Component data from apps and pages
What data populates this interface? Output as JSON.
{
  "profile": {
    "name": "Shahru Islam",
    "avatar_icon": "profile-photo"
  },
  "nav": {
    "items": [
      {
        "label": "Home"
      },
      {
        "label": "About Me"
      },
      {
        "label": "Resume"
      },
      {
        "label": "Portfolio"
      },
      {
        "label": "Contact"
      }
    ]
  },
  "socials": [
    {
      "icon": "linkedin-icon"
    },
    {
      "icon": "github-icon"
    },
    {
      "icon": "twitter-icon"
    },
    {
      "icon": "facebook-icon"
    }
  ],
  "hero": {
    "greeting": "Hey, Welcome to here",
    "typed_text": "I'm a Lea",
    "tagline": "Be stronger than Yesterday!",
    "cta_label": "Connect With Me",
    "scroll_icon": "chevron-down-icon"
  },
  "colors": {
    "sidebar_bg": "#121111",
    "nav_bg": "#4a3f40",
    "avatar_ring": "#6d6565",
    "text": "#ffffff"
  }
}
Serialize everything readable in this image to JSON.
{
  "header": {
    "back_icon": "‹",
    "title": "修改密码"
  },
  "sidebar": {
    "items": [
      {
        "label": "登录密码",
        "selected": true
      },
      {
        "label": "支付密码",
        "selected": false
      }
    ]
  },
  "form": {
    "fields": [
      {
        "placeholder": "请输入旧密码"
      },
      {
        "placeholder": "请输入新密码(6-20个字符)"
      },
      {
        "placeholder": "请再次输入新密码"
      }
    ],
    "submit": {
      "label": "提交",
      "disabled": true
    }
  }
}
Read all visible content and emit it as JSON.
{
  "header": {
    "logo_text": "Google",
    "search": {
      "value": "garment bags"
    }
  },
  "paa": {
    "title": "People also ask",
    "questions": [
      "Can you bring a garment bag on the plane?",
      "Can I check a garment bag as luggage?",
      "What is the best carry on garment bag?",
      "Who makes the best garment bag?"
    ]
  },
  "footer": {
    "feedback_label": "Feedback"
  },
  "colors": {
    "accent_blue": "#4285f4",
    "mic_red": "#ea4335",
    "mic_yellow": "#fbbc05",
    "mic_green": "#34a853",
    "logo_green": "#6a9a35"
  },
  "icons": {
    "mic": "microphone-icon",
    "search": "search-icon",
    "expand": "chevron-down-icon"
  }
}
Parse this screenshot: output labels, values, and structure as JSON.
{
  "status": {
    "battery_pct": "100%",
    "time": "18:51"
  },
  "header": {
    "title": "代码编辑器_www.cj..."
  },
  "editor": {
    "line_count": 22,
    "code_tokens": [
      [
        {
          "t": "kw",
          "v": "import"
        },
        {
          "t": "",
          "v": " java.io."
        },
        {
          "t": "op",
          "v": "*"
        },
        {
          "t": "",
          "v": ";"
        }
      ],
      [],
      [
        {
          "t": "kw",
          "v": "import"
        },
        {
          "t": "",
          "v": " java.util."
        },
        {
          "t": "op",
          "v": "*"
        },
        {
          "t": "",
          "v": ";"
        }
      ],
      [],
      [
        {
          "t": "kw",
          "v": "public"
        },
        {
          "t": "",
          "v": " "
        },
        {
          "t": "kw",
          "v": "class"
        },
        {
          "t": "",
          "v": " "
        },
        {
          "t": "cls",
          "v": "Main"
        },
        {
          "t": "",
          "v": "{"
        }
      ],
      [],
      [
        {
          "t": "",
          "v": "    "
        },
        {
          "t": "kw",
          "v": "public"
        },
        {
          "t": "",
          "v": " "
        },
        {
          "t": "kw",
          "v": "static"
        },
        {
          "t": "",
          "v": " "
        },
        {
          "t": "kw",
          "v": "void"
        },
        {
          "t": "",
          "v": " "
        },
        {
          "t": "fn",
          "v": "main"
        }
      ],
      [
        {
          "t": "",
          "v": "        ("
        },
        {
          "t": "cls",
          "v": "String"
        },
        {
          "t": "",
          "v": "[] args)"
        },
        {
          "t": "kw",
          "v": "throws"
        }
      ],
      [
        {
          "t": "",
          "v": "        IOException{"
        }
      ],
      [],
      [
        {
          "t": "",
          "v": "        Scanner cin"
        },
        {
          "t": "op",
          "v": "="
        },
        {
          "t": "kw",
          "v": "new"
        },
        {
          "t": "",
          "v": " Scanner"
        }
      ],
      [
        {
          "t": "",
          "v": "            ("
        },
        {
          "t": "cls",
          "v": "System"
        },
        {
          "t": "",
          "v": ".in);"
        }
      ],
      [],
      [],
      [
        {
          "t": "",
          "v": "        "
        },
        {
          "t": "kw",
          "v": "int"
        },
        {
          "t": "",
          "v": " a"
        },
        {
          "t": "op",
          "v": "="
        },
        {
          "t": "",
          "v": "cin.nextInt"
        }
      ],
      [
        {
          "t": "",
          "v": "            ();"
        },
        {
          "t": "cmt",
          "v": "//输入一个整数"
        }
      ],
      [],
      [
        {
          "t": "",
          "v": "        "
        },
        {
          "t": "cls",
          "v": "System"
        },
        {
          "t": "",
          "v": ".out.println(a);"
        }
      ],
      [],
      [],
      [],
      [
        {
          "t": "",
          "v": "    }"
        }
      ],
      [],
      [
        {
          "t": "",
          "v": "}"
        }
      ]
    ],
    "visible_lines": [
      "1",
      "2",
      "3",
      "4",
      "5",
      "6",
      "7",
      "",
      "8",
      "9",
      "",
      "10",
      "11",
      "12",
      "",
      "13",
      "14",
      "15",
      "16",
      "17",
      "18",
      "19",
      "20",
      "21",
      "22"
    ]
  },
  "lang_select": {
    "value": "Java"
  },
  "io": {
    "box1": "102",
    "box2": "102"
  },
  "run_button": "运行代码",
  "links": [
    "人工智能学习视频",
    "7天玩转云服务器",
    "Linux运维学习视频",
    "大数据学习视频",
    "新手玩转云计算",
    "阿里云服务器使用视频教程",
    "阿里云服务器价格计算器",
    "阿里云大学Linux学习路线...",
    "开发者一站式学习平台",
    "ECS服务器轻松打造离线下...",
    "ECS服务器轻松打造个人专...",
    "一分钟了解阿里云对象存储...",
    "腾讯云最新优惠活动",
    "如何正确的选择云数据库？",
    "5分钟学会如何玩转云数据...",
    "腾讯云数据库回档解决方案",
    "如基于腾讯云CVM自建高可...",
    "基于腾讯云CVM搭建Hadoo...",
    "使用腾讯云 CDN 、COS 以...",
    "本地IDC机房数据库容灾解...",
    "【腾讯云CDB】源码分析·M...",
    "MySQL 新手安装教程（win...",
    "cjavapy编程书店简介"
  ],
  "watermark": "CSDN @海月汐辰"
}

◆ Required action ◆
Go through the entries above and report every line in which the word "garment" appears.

◆ Finished task ◆
      "value": "garment bags"
      "Can you bring a garment bag on the plane?",
      "Can I check a garment bag as luggage?",
      "What is the best carry on garment bag?",
      "Who makes the best garment bag?"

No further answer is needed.